# Task to carry out:
Each line of the records containing "photo" is to be copied out and returned.

# Given data:
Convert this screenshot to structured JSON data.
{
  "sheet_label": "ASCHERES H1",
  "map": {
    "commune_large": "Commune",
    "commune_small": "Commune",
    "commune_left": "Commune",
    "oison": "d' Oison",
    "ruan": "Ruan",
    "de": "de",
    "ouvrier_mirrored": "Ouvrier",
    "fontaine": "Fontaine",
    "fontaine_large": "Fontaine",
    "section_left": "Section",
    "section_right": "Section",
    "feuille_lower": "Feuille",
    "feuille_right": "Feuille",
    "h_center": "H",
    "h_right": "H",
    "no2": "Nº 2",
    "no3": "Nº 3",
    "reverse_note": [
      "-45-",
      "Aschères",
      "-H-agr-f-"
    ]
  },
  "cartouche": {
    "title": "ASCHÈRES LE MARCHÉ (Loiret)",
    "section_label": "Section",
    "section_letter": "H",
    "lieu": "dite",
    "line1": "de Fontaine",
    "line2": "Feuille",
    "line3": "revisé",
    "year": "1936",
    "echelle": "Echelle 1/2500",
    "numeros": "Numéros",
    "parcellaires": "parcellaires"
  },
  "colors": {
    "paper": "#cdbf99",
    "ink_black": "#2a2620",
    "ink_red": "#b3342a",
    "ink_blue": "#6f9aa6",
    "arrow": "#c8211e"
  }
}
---
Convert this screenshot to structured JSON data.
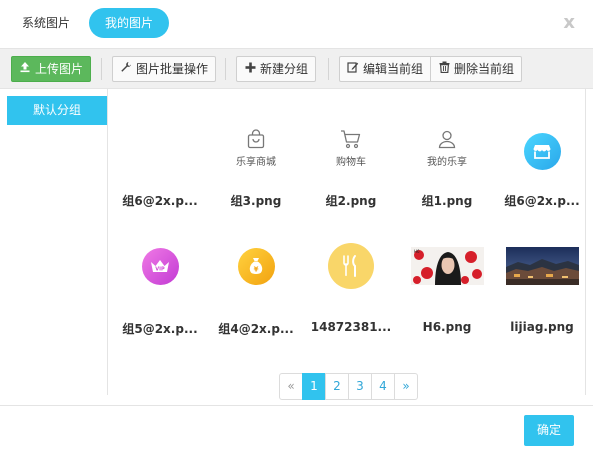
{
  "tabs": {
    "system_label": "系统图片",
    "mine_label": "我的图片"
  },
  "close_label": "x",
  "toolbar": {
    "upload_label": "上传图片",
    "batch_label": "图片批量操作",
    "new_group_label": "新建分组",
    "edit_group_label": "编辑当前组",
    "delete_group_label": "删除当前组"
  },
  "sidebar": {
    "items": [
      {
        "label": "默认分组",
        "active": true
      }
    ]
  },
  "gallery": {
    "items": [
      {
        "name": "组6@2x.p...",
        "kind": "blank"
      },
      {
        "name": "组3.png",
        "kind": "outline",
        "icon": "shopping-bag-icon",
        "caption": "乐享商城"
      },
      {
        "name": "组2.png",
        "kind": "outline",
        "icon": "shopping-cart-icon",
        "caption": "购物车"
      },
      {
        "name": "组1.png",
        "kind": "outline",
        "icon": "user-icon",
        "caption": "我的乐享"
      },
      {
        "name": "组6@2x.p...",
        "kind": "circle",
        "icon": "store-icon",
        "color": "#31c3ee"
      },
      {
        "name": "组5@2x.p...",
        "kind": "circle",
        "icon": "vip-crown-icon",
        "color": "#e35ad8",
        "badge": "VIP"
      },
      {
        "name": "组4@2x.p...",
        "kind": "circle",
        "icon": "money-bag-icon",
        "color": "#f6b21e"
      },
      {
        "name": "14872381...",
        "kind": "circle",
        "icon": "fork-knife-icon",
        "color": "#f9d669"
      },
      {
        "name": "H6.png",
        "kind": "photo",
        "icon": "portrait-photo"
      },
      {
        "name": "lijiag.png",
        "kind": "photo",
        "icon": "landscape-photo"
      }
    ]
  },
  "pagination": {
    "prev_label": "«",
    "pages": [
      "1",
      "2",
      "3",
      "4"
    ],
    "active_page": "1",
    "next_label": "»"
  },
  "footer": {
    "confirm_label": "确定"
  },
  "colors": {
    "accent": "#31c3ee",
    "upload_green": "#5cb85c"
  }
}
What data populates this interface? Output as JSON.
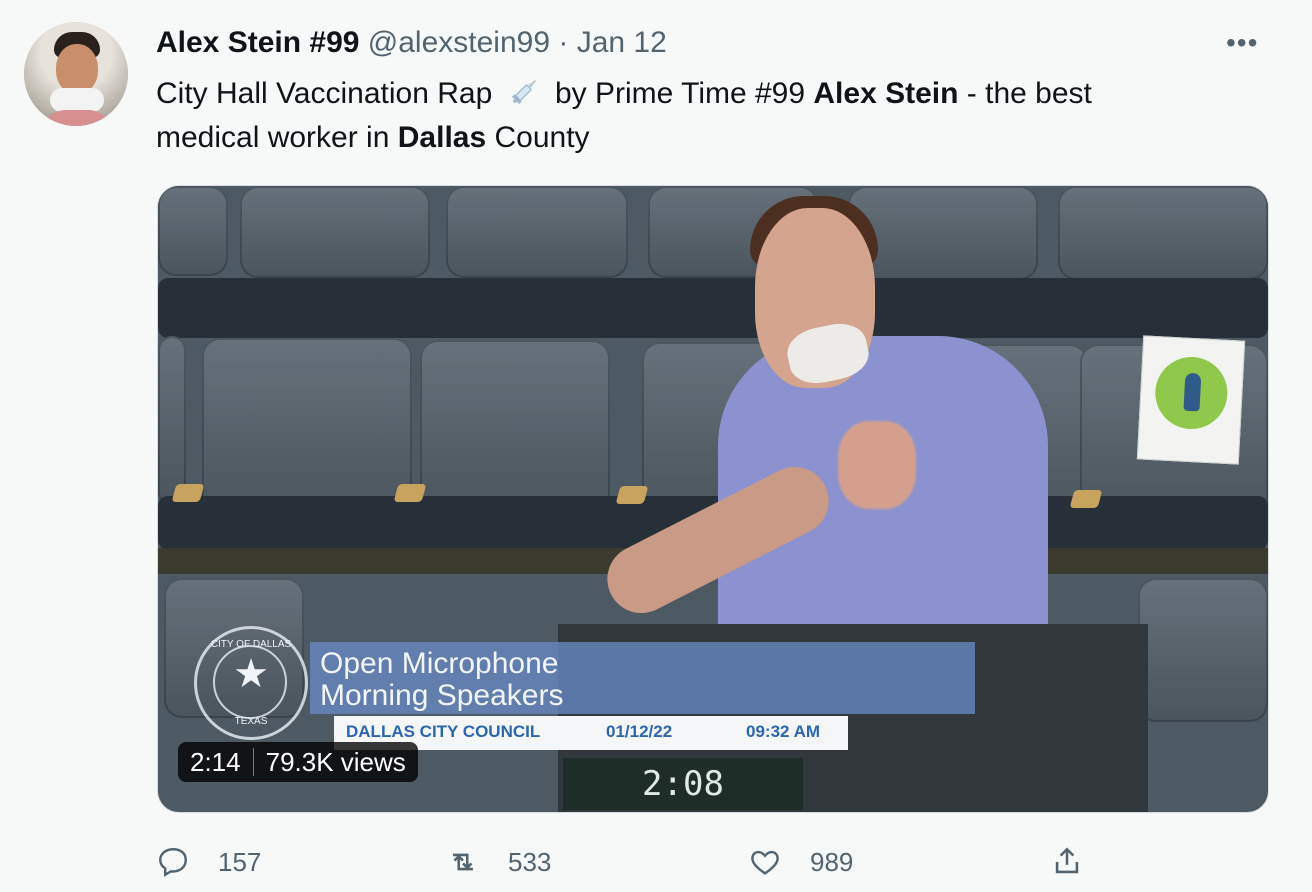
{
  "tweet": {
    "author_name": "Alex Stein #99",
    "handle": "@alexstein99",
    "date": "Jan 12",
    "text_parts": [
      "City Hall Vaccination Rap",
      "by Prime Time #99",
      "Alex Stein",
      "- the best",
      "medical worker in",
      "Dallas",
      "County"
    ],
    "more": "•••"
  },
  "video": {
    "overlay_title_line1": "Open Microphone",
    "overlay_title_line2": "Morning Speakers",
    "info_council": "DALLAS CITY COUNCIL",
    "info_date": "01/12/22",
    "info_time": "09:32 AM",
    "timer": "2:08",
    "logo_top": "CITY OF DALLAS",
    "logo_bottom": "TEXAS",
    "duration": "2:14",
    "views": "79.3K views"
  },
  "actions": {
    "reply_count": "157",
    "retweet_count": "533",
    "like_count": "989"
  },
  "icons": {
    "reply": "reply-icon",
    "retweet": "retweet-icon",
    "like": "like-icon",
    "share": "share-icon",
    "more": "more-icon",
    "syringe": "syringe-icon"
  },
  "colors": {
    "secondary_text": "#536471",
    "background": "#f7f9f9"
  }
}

# Output of the task:
        "kind": "photo",
        "icon": "portrait-photo"
        "kind": "photo",
        "icon": "landscape-photo"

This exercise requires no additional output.